behavior change, coevolution, ecosystems, energy, foraging, life history, long term effects, predation, predator-prey relationships, predators, reproduction, reproductive behavior, risk
The complexity of behavioural interactions in predator-prey systems has recently begun to capture trait-effects, or non-lethal effects, of predators on prey via induced behavioural changes. Non-lethal predation effects play crucial roles in shaping population and community dynamics, particularly by inducing changes to foraging, movement and reproductive behaviours of prey. Prey exhibit trade-offs in behaviours while minimizing predation risk. We use a novel evolutionary ecosystem simulation EcoSim to study such behavioural interactions and their effects on prey populations, thereby addressing the need for integrating multiple layers of complexity in behavioural ecology. EcoSim allows complex intra- and inter-specific interactions between behaviourally and genetically unique individuals called predators and prey, as well as complex predator-prey dynamics and coevolution in a tri-trophic and spatially heterogeneous world. We investigated the effects of predation risk on prey energy budgets and fitness. Results revealed that energy budgets, life history traits, allocation of energy to movements and fitness-related actions differed greatly between prey subjected to low-predation risk and high-predation risk. High-predation risk suppressed prey foraging activity, increased total movement and decreased reproduction relative to low-risk.
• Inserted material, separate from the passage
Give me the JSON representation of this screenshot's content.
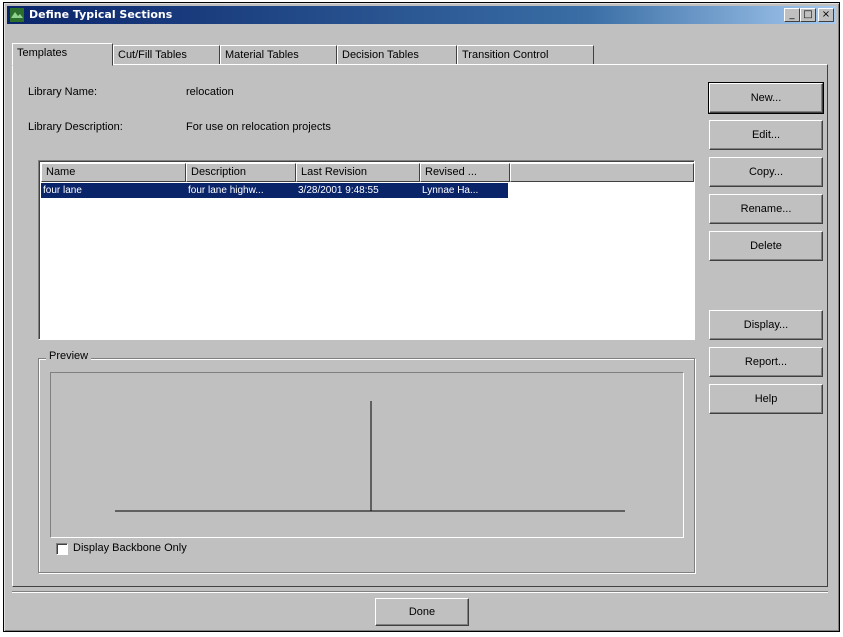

We show that predation risk alone induces behavioural changes in prey which drastically affect population and community dynamics, and when interpreted within the evolutionary context of our simulation indicate that genetic changes accompanying coevolution have long-term effects on prey adaptability to the absence of predators.